Ennis-based councillor Mary Howard is to be added in Clare, where she will stand alongside sitting Fine Gael TDs Joe Carey and Pat Breen.
Senators Martin Conway and Tony Mulcahy will both lose out due to the addition of Ms Howard.
In Wexford, Wexford town-based Julie Hogan will be added to the ticket with Senator Michael D'Arcy and Government chief whip Paul Kehoe.
The party’s executive council also agreed to add two more female candidates in Cork North Central and Donegal.
However it is understood these candidates have not yet been chosen.
The addition in Cork North Central may damage the chances of Senator Colm Burke to be added to the ticket.
Fine Gael already has Minister of State Dara Murphy running in the constituency.
Sue-Ellen Carroll and
, who both ran in the 2014 local elections, are both being considered by the party.
In Donegal, Minister of State Joe McHugh is the sole candidate at present due to the retirement of Dinny McGinley.
Grace Boyle, who ran in the local elections, is believed to be the only name being considered by the party there.
The additions will ensure that Fine Gael complies with the gender quota rules which stipulate that 30 per cent of a party’s candidates must be female.
The move was necessary due to the High Court case taken by Fine Gael TD John Perry.
Mr Perry won a High Court challenge against the party over an October selection convention at which he failed to secure a place on the constituency ticket.
The Sligo-Leitrim TD said a wrong had been done, and he could not rest if he accepted the verdict without question.
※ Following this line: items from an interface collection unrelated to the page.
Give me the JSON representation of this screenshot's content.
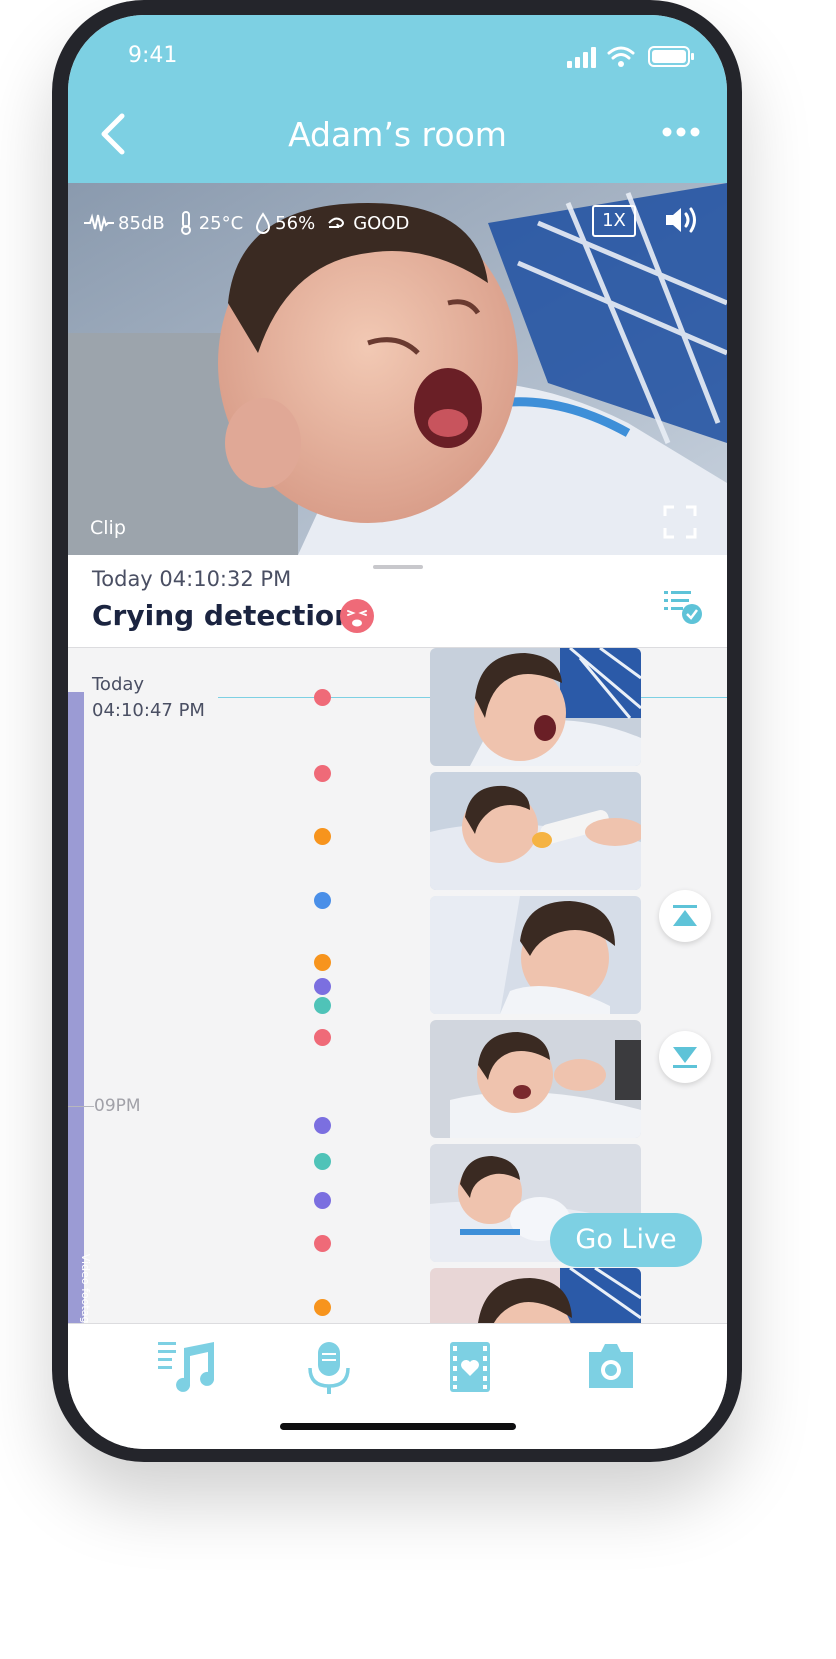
{
  "status": {
    "time": "9:41"
  },
  "header": {
    "title": "Adam’s room"
  },
  "video": {
    "sound": "85dB",
    "temperature": "25°C",
    "humidity": "56%",
    "air_quality": "GOOD",
    "zoom": "1X",
    "clip_label": "Clip"
  },
  "event": {
    "time": "Today 04:10:32 PM",
    "title": "Crying detection"
  },
  "timeline": {
    "now_day": "Today",
    "now_time": "04:10:47 PM",
    "tick_label": "09PM",
    "footage_label": "Video footage",
    "dot_colors": [
      "#ef6a78",
      "#ef6a78",
      "#f7941d",
      "#4a8fe8",
      "#f7941d",
      "#7b6fe0",
      "#4fc3b8",
      "#ef6a78",
      "#7b6fe0",
      "#4fc3b8",
      "#7b6fe0",
      "#ef6a78",
      "#f7941d"
    ]
  },
  "buttons": {
    "go_live": "Go Live"
  },
  "bottom_nav": [
    "music-playlist-icon",
    "microphone-icon",
    "video-favorites-icon",
    "camera-icon"
  ],
  "colors": {
    "accent": "#7dd0e3",
    "cry": "#ef6a78",
    "frame": "#24252b"
  }
}
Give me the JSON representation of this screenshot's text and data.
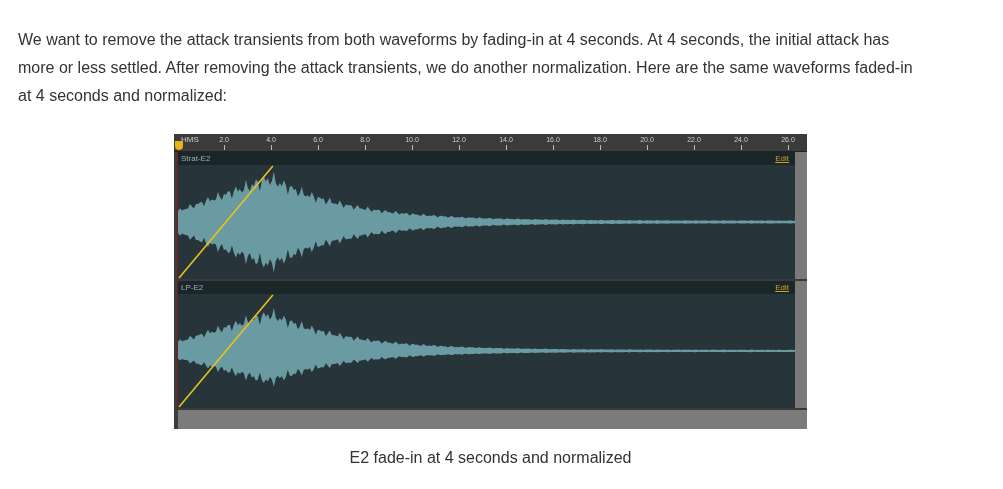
{
  "paragraph": "We want to remove the attack transients from both waveforms by fading-in at 4 seconds. At 4 seconds, the initial attack has more or less settled. After removing the attack transients, we do another normalization. Here are the same waveforms faded-in at 4 seconds and normalized:",
  "editor": {
    "ruler": {
      "unit_label": "HMS",
      "ticks": [
        "2.0",
        "4.0",
        "6.0",
        "8.0",
        "10.0",
        "12.0",
        "14.0",
        "16.0",
        "18.0",
        "20.0",
        "22.0",
        "24.0",
        "26.0"
      ]
    },
    "tracks": [
      {
        "name": "Strat-E2",
        "edit_label": "Edit",
        "kind": "symmetric"
      },
      {
        "name": "LP-E2",
        "edit_label": "Edit",
        "kind": "asymmetric"
      }
    ]
  },
  "caption": "E2 fade-in at 4 seconds and normalized"
}
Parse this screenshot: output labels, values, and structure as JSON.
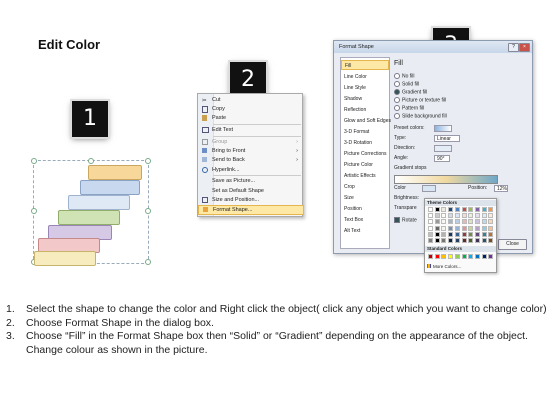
{
  "title": "Edit Color",
  "badges": [
    "1",
    "2",
    "3"
  ],
  "context_menu": {
    "items": [
      {
        "label": "Cut",
        "icon": "scissors-icon"
      },
      {
        "label": "Copy",
        "icon": "copy-icon"
      },
      {
        "label": "Paste",
        "icon": "paste-icon"
      },
      {
        "label": "Edit Text",
        "icon": "edit-text-icon"
      },
      {
        "label": "Group",
        "icon": "group-icon",
        "disabled": true,
        "submenu": true
      },
      {
        "label": "Bring to Front",
        "icon": "bring-front-icon",
        "submenu": true
      },
      {
        "label": "Send to Back",
        "icon": "send-back-icon",
        "submenu": true
      },
      {
        "label": "Hyperlink...",
        "icon": "hyperlink-icon"
      },
      {
        "label": "Save as Picture...",
        "icon": "save-picture-icon"
      },
      {
        "label": "Set as Default Shape",
        "icon": "default-shape-icon"
      },
      {
        "label": "Size and Position...",
        "icon": "size-position-icon"
      },
      {
        "label": "Format Shape...",
        "icon": "format-shape-icon",
        "highlighted": true
      }
    ]
  },
  "dialog": {
    "title": "Format Shape",
    "help": "?",
    "close": "×",
    "nav": [
      "Fill",
      "Line Color",
      "Line Style",
      "Shadow",
      "Reflection",
      "Glow and Soft Edges",
      "3-D Format",
      "3-D Rotation",
      "Picture Corrections",
      "Picture Color",
      "Artistic Effects",
      "Crop",
      "Size",
      "Position",
      "Text Box",
      "Alt Text"
    ],
    "pane_title": "Fill",
    "fill_options": [
      {
        "label": "No fill",
        "selected": false
      },
      {
        "label": "Solid fill",
        "selected": false
      },
      {
        "label": "Gradient fill",
        "selected": true
      },
      {
        "label": "Picture or texture fill",
        "selected": false
      },
      {
        "label": "Pattern fill",
        "selected": false
      },
      {
        "label": "Slide background fill",
        "selected": false
      }
    ],
    "preset_colors_label": "Preset colors:",
    "type_label": "Type:",
    "type_value": "Linear",
    "direction_label": "Direction:",
    "angle_label": "Angle:",
    "angle_value": "90°",
    "gradient_stops_label": "Gradient stops",
    "color_label": "Color",
    "position_label": "Position:",
    "position_value": "12%",
    "brightness_label": "Brightness:",
    "transparency_label": "Transpare",
    "rotate_label": "Rotate",
    "close_button": "Close"
  },
  "palette": {
    "theme_label": "Theme Colors",
    "standard_label": "Standard Colors",
    "more_label": "More Colors...",
    "theme_top": [
      "#ffffff",
      "#000000",
      "#eeece1",
      "#1f497d",
      "#4f81bd",
      "#c0504d",
      "#9bbb59",
      "#8064a2",
      "#4bacc6",
      "#f79646"
    ],
    "standard": [
      "#c00000",
      "#ff0000",
      "#ffc000",
      "#ffff00",
      "#92d050",
      "#00b050",
      "#00b0f0",
      "#0070c0",
      "#002060",
      "#7030a0"
    ]
  },
  "shapes": {
    "colors": [
      "#f7d89a",
      "#c7d8ef",
      "#dfe9f6",
      "#cfe3b5",
      "#d6c9e6",
      "#f2c8c8",
      "#f6ecbd"
    ]
  },
  "instructions": [
    {
      "num": "1.",
      "text": "Select the shape to change the color and Right click the object( click any object which you want to change color)"
    },
    {
      "num": "2.",
      "text": "Choose Format Shape in the dialog box."
    },
    {
      "num": "3.",
      "text": "Choose “Fill” in the Format Shape box then “Solid” or “Gradient” depending on the appearance of the object. Change colour as shown in the picture."
    }
  ]
}
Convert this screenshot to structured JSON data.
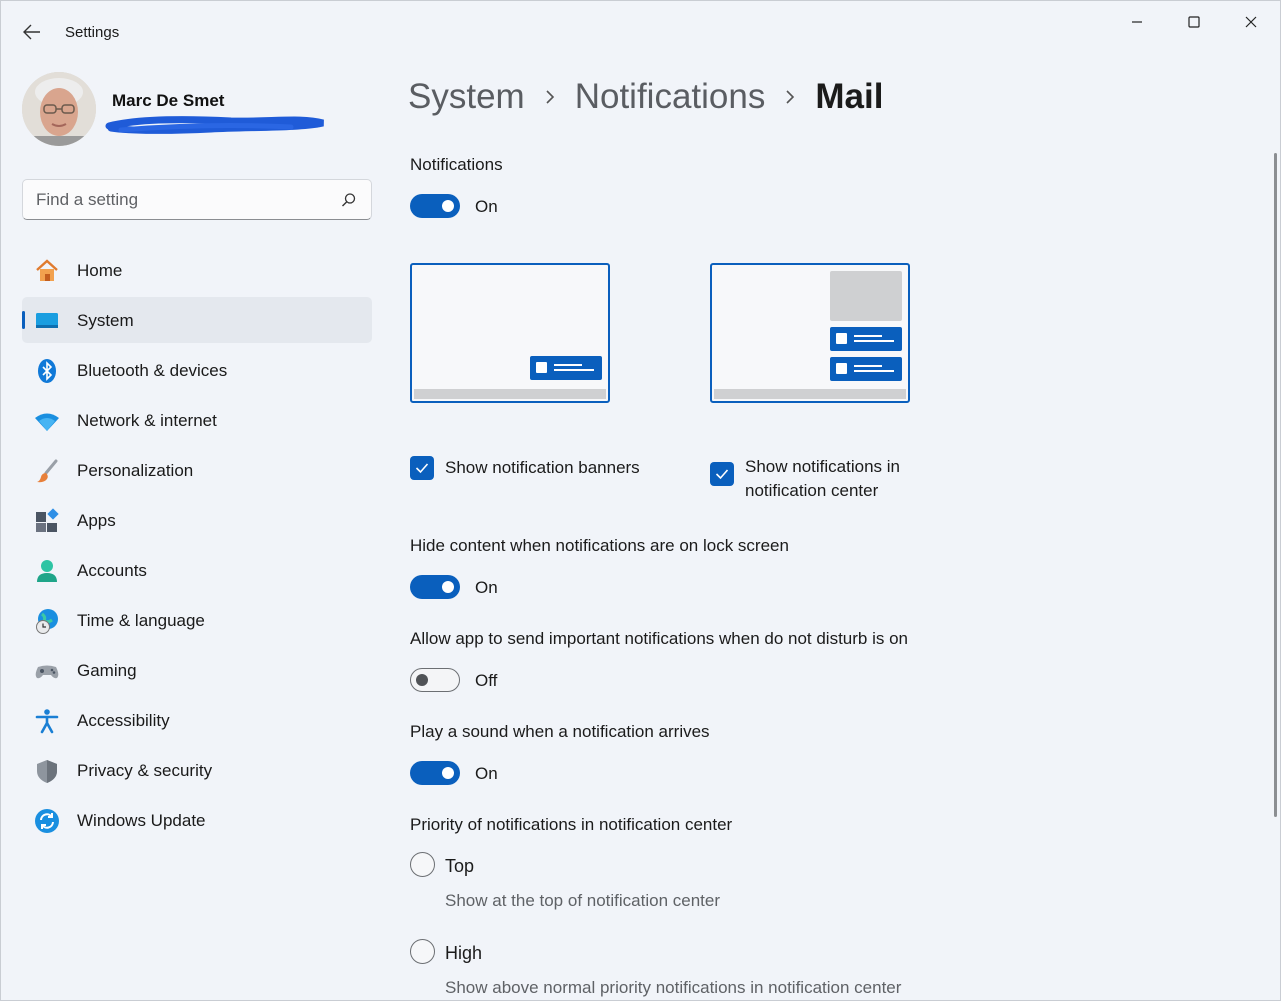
{
  "window": {
    "title": "Settings"
  },
  "profile": {
    "name": "Marc De Smet"
  },
  "search": {
    "placeholder": "Find a setting"
  },
  "nav": {
    "items": [
      {
        "label": "Home",
        "icon": "home-icon"
      },
      {
        "label": "System",
        "icon": "system-icon",
        "active": true
      },
      {
        "label": "Bluetooth & devices",
        "icon": "bluetooth-icon"
      },
      {
        "label": "Network & internet",
        "icon": "wifi-icon"
      },
      {
        "label": "Personalization",
        "icon": "paintbrush-icon"
      },
      {
        "label": "Apps",
        "icon": "apps-icon"
      },
      {
        "label": "Accounts",
        "icon": "accounts-icon"
      },
      {
        "label": "Time & language",
        "icon": "globe-clock-icon"
      },
      {
        "label": "Gaming",
        "icon": "gamepad-icon"
      },
      {
        "label": "Accessibility",
        "icon": "accessibility-icon"
      },
      {
        "label": "Privacy & security",
        "icon": "shield-icon"
      },
      {
        "label": "Windows Update",
        "icon": "update-icon"
      }
    ]
  },
  "breadcrumb": {
    "items": [
      "System",
      "Notifications",
      "Mail"
    ]
  },
  "settings": {
    "notifications_label": "Notifications",
    "notifications_state": "On",
    "show_banners_label": "Show notification banners",
    "show_center_label_line1": "Show notifications in",
    "show_center_label_line2": "notification center",
    "hide_content_label": "Hide content when notifications are on lock screen",
    "hide_content_state": "On",
    "dnd_label": "Allow app to send important notifications when do not disturb is on",
    "dnd_state": "Off",
    "sound_label": "Play a sound when a notification arrives",
    "sound_state": "On",
    "priority_label": "Priority of notifications in notification center",
    "priority_options": [
      {
        "label": "Top",
        "description": "Show at the top of notification center"
      },
      {
        "label": "High",
        "description": "Show above normal priority notifications in notification center"
      }
    ]
  },
  "colors": {
    "accent": "#0a5fbd",
    "background": "#f1f4f9"
  }
}
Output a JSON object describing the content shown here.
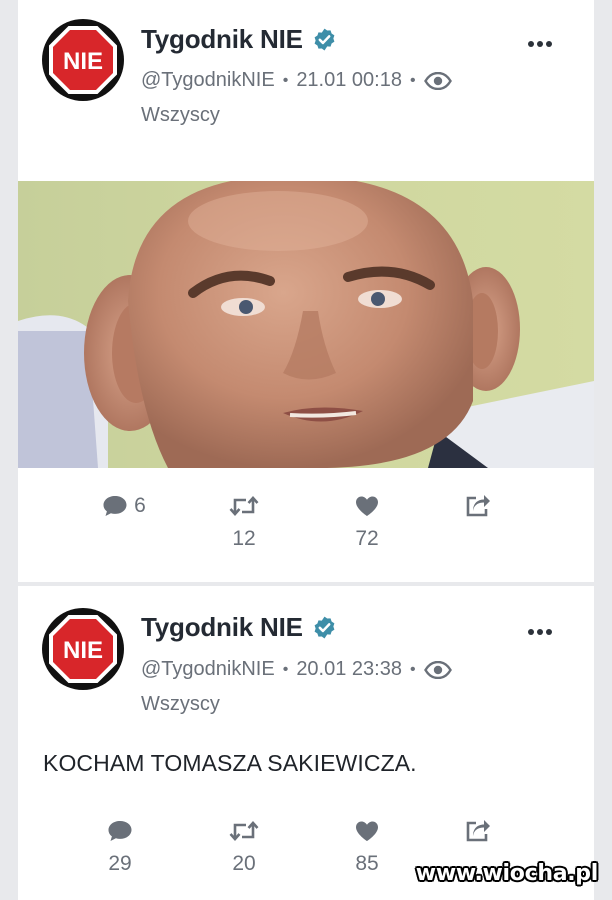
{
  "colors": {
    "background": "#e8e9ec",
    "card": "#ffffff",
    "verified": "#3e8ea8",
    "muted_text": "#6a7079",
    "name_text": "#242a33",
    "stop_sign_red": "#d8262a"
  },
  "posts": [
    {
      "author": "Tygodnik NIE",
      "avatar_text": "NIE",
      "verified_icon": "verified-badge-icon",
      "handle": "@TygodnikNIE",
      "separator": "•",
      "timestamp": "21.01 00:18",
      "visibility_icon": "eye-icon",
      "audience": "Wszyscy",
      "more_icon": "more-dots-icon",
      "media": "photo of a bald man with large ears",
      "actions": {
        "comments": "6",
        "reposts": "12",
        "likes": "72"
      }
    },
    {
      "author": "Tygodnik NIE",
      "avatar_text": "NIE",
      "verified_icon": "verified-badge-icon",
      "handle": "@TygodnikNIE",
      "separator": "•",
      "timestamp": "20.01 23:38",
      "visibility_icon": "eye-icon",
      "audience": "Wszyscy",
      "more_icon": "more-dots-icon",
      "text": "KOCHAM TOMASZA SAKIEWICZA.",
      "actions": {
        "comments": "29",
        "reposts": "20",
        "likes": "85"
      }
    }
  ],
  "watermark": "www.wiocha.pl"
}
He has been since added to the ticket.
Sligo councillor Michael Fleming has now called for the resignation of former Fine Gael candidate William Geraghty from the party's national executive due to the result of the case.
Mr Fleming has written to the executive and Mr Geraghty insisting he must be removed from his position.
The councillor said the High Court case “highlighted the chaotic running of the convention and the catalogue of irregularities that was a total embarrassment to Fine Gael supporters”.
The case is expected to cost Fine Gael up to €500,000.
Meanwhile, former Fine Gael senior adviser Frank Flannery has insisted that Fine Gael should not go into government with Sinn Féin.
Mr Flannery said he had been listening “with interest” to Fianna Fáil who seem to have “taken a surprising view that they want to sit this one out”.
He said Fianna Fáil would not want to go into government with Fine Gael unless it was the biggest party and “that’s not likely”.
Speaking on RTÉ radio, Mr Flannery said he was “not sure” about Renua.
“Their latest economic policy is a very strange concoction, so I’m not sure what Fine Gael could do with that,” he said.